Career Profile: Stephanie Wu, Magazine Journalism

Our very own co-founder at Mochi, Stephanie, graduated from New York University with degrees in journalism, East Asian studies and gender studies. She now works as an Associate Editor at a national magazine in New York, covering travel, food, and culture.

Describe what you do at work on an everyday basis.

It varies every day—some days I am at my computer, writing and talking to publicists, other days I’m picking up items for a photo shoot or assisting on set. Some days I’ll have tons of meetings and lunches and hardly have time to check my email. I love that no day is the same.

Did you know you wanted to be in the magazine industry when you were younger?

Yes. I grew up in Taipei and first fell in love with magazines as a way to stay connected to Western pop culture. In lower school, the most popular magazines were British entertainment magazines, and I was incredibly on top of the UK boy band scene. Since then I’ve always loved magazines for their ability to immerse you in a world and provide new information, whether you’re being introduced to it or have been a part of it for a long time.

What do you love or hate most about your industry?

I love receiving new magazines in the mail and holding in my hands a treasure trove of information. Nothing can beat that feel of holding a tangible product that you spent a month working on. I don’t love that sometimes my industry has a hard time embracing change—whether it’s style bloggers or social media, it can take a long time for print media devotees to come around to accepting new things. It’s a bit ironic when you think about it, since it’s an industry dedicated to covering what’s new.

How did you prepare yourself for a career in journalism/magazines? What steps did you take in high school and college?

I worked on my school newspaper in high school and determined that what I really love is long-form journalism accompanied by gorgeous photos, which is a magazine’s forte. In college, I studied journalism and made sure to intern at as many magazines as I could to build work experience. Several college journalism programs (mine included) tend to focus on newspapers or broadcast reporting, so I really needed that field experience to learn about the world of magazines.

What surprised you most about working for a magazine?

How much everyone does. The days of each editor focusing on a specific section are over—now, all the editors I know wear multiple hats. Not only do they have to write, edit, and stay on top of several beats at one time, but they also have to have a great eye for visuals, know how to produce photo shoots, or cover a specific market (like fashion or home) and new product launches.
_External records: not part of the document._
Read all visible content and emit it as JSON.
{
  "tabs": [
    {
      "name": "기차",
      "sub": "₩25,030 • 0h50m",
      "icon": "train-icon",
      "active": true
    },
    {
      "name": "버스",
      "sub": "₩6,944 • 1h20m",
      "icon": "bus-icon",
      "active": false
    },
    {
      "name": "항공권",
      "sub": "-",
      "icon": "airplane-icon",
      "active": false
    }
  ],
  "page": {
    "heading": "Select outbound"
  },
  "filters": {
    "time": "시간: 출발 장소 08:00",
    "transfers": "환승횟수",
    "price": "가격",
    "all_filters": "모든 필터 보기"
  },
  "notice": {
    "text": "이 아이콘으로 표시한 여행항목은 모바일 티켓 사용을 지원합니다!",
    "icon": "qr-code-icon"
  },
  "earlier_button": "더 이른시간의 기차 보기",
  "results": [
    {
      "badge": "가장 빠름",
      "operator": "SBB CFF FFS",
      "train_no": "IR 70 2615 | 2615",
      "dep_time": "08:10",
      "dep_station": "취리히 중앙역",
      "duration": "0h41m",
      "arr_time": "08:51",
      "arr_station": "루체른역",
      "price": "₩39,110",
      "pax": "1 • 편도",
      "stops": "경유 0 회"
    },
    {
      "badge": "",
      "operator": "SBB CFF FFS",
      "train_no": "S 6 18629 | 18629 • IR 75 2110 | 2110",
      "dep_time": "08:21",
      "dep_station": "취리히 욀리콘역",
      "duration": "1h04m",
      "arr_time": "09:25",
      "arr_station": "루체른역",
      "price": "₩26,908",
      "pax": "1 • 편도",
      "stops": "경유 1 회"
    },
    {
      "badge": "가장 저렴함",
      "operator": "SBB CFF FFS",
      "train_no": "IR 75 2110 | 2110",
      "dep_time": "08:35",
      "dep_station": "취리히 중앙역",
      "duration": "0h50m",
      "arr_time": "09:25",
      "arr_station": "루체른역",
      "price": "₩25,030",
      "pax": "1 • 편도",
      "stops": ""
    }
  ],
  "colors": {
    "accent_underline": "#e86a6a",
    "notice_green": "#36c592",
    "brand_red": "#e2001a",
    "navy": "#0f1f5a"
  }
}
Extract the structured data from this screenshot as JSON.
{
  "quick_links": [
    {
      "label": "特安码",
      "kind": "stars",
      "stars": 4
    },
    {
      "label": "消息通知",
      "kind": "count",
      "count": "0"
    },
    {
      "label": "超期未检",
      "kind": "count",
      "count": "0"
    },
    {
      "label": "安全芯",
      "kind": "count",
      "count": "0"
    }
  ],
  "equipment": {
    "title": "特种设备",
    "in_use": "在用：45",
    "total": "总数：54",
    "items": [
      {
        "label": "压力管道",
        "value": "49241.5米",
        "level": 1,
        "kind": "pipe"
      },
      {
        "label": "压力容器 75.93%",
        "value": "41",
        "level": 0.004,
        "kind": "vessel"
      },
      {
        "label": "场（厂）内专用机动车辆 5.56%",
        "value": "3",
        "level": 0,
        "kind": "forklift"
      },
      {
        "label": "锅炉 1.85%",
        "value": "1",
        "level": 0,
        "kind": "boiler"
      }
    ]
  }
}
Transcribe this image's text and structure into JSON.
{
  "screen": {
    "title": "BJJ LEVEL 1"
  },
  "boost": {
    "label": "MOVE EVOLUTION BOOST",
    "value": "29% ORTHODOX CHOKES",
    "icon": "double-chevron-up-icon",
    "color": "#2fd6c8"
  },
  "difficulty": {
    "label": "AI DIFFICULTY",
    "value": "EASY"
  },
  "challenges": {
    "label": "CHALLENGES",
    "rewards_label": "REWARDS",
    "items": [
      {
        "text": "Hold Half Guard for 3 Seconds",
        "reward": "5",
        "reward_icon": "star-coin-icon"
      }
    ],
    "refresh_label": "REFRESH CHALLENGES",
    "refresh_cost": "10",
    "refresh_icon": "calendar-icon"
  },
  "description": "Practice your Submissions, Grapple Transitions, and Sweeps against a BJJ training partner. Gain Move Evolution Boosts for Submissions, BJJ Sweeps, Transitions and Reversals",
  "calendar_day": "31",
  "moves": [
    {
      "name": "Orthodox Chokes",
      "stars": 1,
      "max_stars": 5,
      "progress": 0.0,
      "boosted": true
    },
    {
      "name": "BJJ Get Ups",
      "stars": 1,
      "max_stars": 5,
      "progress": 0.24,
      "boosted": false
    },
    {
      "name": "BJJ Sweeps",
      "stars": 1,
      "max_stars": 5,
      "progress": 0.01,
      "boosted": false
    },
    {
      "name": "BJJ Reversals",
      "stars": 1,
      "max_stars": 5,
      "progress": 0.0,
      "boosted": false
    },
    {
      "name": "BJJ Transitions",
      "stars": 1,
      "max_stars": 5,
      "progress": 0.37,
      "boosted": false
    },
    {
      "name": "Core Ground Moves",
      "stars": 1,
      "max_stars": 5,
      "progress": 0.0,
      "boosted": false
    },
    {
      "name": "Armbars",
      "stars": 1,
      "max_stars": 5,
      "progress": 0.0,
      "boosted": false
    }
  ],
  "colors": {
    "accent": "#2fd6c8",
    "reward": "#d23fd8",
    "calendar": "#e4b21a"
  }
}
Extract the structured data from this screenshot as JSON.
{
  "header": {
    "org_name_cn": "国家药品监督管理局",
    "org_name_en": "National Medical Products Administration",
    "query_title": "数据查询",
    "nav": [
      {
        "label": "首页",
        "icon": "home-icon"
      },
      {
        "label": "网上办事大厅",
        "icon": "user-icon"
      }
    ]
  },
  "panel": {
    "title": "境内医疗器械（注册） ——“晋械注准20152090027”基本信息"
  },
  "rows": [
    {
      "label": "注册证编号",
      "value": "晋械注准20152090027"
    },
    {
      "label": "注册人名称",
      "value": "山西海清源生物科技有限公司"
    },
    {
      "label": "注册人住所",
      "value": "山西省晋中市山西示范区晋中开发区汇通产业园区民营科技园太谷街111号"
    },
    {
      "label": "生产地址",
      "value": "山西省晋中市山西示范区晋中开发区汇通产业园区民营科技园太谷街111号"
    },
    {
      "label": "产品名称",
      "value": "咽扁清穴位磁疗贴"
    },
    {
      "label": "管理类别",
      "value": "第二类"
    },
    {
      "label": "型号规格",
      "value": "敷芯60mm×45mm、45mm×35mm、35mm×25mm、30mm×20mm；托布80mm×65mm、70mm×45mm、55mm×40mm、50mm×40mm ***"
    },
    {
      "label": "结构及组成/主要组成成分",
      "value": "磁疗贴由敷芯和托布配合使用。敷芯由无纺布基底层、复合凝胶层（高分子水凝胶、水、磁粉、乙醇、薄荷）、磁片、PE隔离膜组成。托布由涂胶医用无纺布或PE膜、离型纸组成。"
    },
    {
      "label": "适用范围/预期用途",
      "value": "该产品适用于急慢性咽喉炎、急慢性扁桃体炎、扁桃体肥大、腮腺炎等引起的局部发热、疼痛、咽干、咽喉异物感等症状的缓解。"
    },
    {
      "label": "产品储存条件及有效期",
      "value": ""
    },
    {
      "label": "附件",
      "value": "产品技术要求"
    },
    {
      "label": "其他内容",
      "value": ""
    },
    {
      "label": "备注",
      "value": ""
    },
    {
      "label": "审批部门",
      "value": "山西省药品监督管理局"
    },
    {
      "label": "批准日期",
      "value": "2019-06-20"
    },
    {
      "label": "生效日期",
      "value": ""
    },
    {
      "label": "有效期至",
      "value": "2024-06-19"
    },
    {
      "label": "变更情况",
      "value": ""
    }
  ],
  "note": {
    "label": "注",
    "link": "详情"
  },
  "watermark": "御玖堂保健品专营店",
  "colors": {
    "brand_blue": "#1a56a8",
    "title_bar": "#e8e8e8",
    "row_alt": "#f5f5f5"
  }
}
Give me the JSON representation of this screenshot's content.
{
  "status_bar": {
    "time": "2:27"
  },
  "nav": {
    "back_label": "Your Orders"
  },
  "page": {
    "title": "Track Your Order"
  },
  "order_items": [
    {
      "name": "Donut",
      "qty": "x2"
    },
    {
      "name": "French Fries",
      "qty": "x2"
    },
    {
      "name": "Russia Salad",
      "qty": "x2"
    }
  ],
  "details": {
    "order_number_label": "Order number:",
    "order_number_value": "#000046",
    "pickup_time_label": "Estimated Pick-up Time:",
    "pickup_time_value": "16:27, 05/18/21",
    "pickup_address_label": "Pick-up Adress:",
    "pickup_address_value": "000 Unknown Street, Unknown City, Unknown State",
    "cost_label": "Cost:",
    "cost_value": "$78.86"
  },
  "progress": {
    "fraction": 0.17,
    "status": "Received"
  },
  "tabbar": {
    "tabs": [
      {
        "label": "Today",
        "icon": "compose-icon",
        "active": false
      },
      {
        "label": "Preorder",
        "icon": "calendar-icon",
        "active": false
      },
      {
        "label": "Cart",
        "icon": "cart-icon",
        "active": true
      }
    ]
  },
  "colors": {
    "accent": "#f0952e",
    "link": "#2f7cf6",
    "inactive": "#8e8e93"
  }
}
What three qualities allow someone to be most successful as an editorial assistant/editor, and why?

1. Resourcefulness—and this is true for any industry. In your entry level job, you’re most likely assisting someone, which means your main duty is to make someone else’s life easier. Do this by finding solutions they didn’t expect or finishing a project before they ask for it. Your boss will be impressed that you took the initiative to save him or her time.

2. Curiosity—both in and out of the office. As a young employee, take every chance you can to learn the newest technologies and basic software that others have mastered so you can catch up quickly. But you’ll also have to be curious in your day-to-day life. New ideas come from being out in the field and meeting people, so you never run out of stories to pitch.

3. Enthusiasm. At a recent journalism lecture, Graydon Carter, editor-in-chief of Vanity Fair, said that he liked to see young employees “hustle,” meaning that they not only understood the urgency of their work, but also that they were enthusiastic enough about what they were doing to get it done quickly and take on more. If you’re not passionate about your job, it shows very obviously in your work.

What kinds of career growth opportunities are available in this field?

Most mastheads are very linear, so you can see a clear path from editorial assistant to assistant editor, section editor, editor, etc. However, with great writing skills, you could also become a freelance writer, or someday work at a website to incorporate your web skills. It all depends on your dream job.